For the past few weeks, a Labor revolt has been occurring in China … with hardly a peep about it in the TV media. First, there were the string of suicides at the Foxconn plant in Shenzhen which employs nearly 500,000 workers alone and manufactures almost all of Apple and Dell electronics and a big chunk of HP, Cisco, Nokias. Since the suicides, wages have been increased at the Foxconn plant by a minimum of 33% and another 70% in October is on tap. Even more ground breaking are labor strikes at Honda and Toyota plants among others. The developments are coming at a furious pace fuelled by the fact that China has over 500M cellphones. The net result is that for key sectors like electronics, prices will be going up as higher production costs get passed along to Apple etc. See the details at the BBC, Caixin Online [remarkably outspoken Chinese business magazine], and NYTimes.

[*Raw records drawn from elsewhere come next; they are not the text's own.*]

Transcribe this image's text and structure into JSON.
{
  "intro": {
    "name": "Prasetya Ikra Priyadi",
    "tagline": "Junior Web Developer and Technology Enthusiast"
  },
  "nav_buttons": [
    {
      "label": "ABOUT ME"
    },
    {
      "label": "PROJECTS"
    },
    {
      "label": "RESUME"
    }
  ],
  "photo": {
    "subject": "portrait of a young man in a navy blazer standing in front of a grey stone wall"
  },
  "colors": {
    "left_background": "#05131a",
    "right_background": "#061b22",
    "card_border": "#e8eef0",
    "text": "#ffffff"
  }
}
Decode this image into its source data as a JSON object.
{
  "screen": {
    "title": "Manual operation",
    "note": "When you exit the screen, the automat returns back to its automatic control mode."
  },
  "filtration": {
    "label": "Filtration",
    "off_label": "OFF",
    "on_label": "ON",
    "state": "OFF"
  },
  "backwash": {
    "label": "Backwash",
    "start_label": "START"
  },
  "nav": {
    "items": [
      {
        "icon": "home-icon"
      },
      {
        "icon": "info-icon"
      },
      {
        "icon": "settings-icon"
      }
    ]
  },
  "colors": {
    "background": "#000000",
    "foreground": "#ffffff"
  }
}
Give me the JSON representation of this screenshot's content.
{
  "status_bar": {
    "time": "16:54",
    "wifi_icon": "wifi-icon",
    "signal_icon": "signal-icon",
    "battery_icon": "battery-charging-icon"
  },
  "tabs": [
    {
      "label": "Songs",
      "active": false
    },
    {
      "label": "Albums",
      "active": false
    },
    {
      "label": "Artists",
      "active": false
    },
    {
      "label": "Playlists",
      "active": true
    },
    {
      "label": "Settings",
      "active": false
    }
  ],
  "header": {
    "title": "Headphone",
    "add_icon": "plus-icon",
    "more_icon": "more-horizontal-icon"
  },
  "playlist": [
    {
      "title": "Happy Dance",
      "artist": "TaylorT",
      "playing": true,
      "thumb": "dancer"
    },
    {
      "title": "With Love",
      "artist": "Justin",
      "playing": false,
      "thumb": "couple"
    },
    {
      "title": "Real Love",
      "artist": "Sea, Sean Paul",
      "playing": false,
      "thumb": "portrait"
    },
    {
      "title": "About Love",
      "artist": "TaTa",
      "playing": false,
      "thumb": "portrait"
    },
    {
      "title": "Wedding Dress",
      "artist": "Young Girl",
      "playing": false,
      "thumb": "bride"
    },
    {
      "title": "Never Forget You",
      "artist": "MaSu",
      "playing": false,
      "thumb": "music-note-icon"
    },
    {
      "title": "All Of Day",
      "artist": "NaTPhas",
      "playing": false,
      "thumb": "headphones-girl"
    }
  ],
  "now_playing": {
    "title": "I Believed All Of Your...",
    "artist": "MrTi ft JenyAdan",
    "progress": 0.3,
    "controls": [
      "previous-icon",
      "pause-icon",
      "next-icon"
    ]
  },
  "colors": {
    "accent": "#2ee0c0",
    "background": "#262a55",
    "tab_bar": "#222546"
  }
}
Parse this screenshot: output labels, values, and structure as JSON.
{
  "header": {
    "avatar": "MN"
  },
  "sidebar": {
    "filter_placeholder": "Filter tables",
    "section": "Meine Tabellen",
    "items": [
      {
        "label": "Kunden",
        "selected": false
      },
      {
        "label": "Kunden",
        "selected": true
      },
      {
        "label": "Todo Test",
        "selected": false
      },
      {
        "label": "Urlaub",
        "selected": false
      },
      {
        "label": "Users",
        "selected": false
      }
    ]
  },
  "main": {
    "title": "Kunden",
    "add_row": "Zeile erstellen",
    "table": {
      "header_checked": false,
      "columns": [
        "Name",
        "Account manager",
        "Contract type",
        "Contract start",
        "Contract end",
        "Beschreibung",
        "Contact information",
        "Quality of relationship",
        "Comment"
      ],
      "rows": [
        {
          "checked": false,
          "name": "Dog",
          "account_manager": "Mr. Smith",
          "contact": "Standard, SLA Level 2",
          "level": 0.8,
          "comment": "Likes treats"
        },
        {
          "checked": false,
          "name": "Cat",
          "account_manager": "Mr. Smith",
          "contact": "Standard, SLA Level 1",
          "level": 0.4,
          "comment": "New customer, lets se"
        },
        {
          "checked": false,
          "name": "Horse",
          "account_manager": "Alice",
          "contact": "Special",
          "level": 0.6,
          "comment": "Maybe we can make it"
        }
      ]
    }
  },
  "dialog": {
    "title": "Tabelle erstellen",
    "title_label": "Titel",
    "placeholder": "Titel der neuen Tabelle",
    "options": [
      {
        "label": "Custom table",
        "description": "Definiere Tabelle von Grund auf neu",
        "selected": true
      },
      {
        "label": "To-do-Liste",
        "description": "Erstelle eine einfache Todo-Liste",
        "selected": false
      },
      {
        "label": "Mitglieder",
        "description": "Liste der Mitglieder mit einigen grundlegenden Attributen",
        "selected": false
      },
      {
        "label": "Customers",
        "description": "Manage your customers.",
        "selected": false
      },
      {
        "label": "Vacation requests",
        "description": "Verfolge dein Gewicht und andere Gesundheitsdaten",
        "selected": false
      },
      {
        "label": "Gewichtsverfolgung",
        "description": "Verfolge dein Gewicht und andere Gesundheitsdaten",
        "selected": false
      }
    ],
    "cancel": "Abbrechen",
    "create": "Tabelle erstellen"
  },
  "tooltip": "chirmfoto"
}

The second factor that could cause Chinese prices to go up is the revaluation of the Yuan upward. The IMF and not just the US is pressing China to make this move. The news reports emanating from China wax and wane on this item. Caixin Online first says the Chinese government is committed to a Yuan reform policy on May 25th . Then today, June 17th, Caixin Online reports China said it will stick to the principle of independent decision-making regardless of U.S. pressure. the NYTimes reports that continued high growth plus inflation could increase internal pressure to revalue the yuan. Business Week sees a yuan revaluation as inevitable. And given G20 plus IMF pressure for such an appreciation. China can cite the wage increases noted above as equivalent to a currency raise and with its huge exports to US and Europe plus huge debt holdings, it may be able to hold off any serious revaluation. Nonetheless, China may have to do something if merely symbolic and onetime only. So expect to see Chinese prices going up due to currency revaluation.
The net result is that cheap and Chinese goods will have reached a minimum this Summer. And prices in the Fall and holiday season will either go up or margins will go down for retailers plus US vendors. In contrast outsourced jobs will just be shifted to new manufacturing centers in Southeast Asia and other low labor cost sites throughout the world. Thus the call for more domestic jobs, jobs, jobs will continue to founder. The recovery is looking more like Japan’s 10++ year economic blight.